● Task requirements
Write every entry out again with no changes, and leave the images behind.

(Beginning of Source data)

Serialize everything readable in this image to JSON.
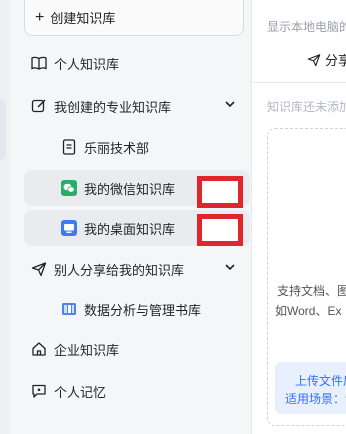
{
  "sidebar": {
    "create_button": "创建知识库",
    "items": [
      {
        "label": "个人知识库",
        "icon": "book-icon"
      },
      {
        "label": "我创建的专业知识库",
        "icon": "edit-icon",
        "expanded": true
      },
      {
        "label": "乐丽技术部",
        "icon": "document-icon"
      },
      {
        "label": "我的微信知识库",
        "icon": "wechat-icon",
        "selected": true
      },
      {
        "label": "我的桌面知识库",
        "icon": "desktop-icon",
        "selected": true
      },
      {
        "label": "别人分享给我的知识库",
        "icon": "share-icon",
        "expanded": true
      },
      {
        "label": "数据分析与管理书库",
        "icon": "library-icon"
      },
      {
        "label": "企业知识库",
        "icon": "home-icon"
      },
      {
        "label": "个人记忆",
        "icon": "memory-icon"
      }
    ]
  },
  "main": {
    "top_hint": "显示本地电脑的",
    "share_label": "分享",
    "empty_hint": "知识库还未添加",
    "desc_line1": "支持文档、图",
    "desc_line2": "如Word、Ex",
    "info_line1": "上传文件后",
    "info_line2": "适用场景：论"
  },
  "colors": {
    "annotation_red": "#e0262d",
    "accent_blue": "#3370ff",
    "wechat_green": "#2aae67",
    "desktop_blue": "#3d7bf5"
  }
}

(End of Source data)

● Task answer
Serialize everything readable in this image to JSON.
{
  "sidebar": {
    "create_button": "创建知识库",
    "items": [
      {
        "label": "个人知识库",
        "icon": "book-icon"
      },
      {
        "label": "我创建的专业知识库",
        "icon": "edit-icon",
        "expanded": true
      },
      {
        "label": "乐丽技术部",
        "icon": "document-icon"
      },
      {
        "label": "我的微信知识库",
        "icon": "wechat-icon",
        "selected": true
      },
      {
        "label": "我的桌面知识库",
        "icon": "desktop-icon",
        "selected": true
      },
      {
        "label": "别人分享给我的知识库",
        "icon": "share-icon",
        "expanded": true
      },
      {
        "label": "数据分析与管理书库",
        "icon": "library-icon"
      },
      {
        "label": "企业知识库",
        "icon": "home-icon"
      },
      {
        "label": "个人记忆",
        "icon": "memory-icon"
      }
    ]
  },
  "main": {
    "top_hint": "显示本地电脑的",
    "share_label": "分享",
    "empty_hint": "知识库还未添加",
    "desc_line1": "支持文档、图",
    "desc_line2": "如Word、Ex",
    "info_line1": "上传文件后",
    "info_line2": "适用场景：论"
  },
  "colors": {
    "annotation_red": "#e0262d",
    "accent_blue": "#3370ff",
    "wechat_green": "#2aae67",
    "desktop_blue": "#3d7bf5"
  }
}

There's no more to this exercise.